There is one thing that I think we all agree on whether you are #droptheplus or #keeptheplus, we are all itching for the plus size fashion market to merge more and indeed be comparable to straight size.
We always talk about how we want more choice. We want better options and different fabrics. We want trends and we want them now, but we also want really great wardrobe staples. There’s a lot of chat about what we would’ve bought if it had been made available in the range of sizes needed and sometimes I’m one of those women too.
But I’ve also seen a lot of talk about price and cost and this and that being too expensive or X brand offering product much cheaper.
This ladies, this price differentiation between brands is NOT BAD. This is good, in fact it’s amazing because this is the true indicator that we are beginning to get a competitive fashion market in plus.
For far too long everyone was pushing basically identical product at identical price points. And while it is partially their fault it is ours too. We got used to it. We got used to cheap, fast fashion and while our choices are growing it is, especially in size 24+ still limited.

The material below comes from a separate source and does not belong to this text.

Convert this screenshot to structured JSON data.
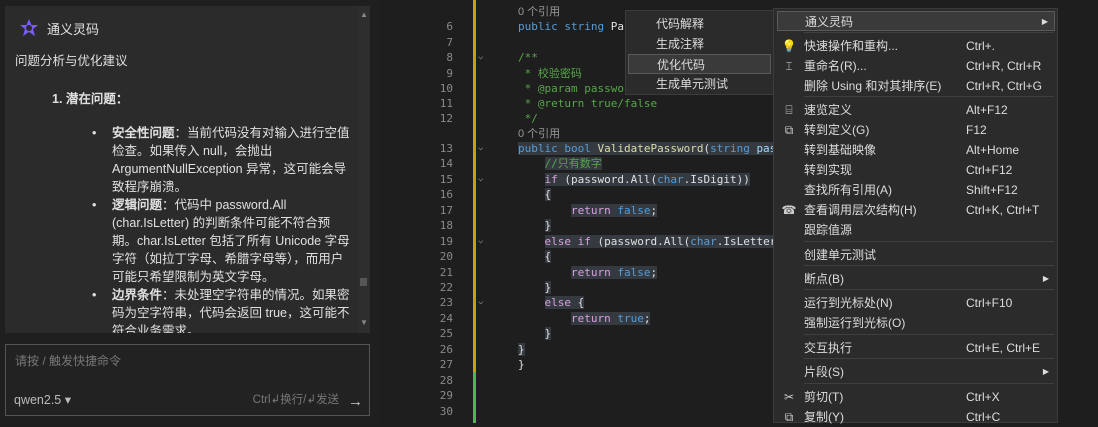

But that gave us a sense of entitlement. That all brands should be catering to us and what we were either use to paying or could currently afford.
But that doesn’t push our industry forward at all.
Over the past 2 years lots of brands have entered the plus arena and certain brands have upped their price or entered with higher price points while others have plummeted theirs or charge considerably less. And that’s okay. Because that’s retail.
You can’t necessarily always afford the things you want. And that doesn’t mean one brand is wrong for charging more than another.
If we look at the straight size market the high street has all kinds of price points, from value retailers with lower end price points to the high end high street retailers like Karen Millen or Whistles and Reiss; then you have your middle market of Topshop and River Island. All of this creates a healthy mix of affordable, aspirational and something in between. It offers choice to millions of women and sure it’s frustrating if you can’t have something – that’s just human nature but that doesn’t mean that the companies deserve load of social abuse about price points either.
Having a healthy competitive market means you can choose how to shop too. Even though now I have less disposable income I’d rather save and spend more money on fewer better quality items than buy lots of inexpensive pieces (although I will still pick up the odd bit) and that’s my perogative.
That’s what modern day fashion is about. Choice, expression, mixing and matching and putting your own twist on things.
If you can only afford or want to shop with the best bargains that’s fine – in fact celebrate the fact that we have a diversified enough market where that is an option but so to those that want to invest a little more… go right ahead.
We need to have all kinds of brands, qualities and price points to keep pushing our market forward and that’s just a fact.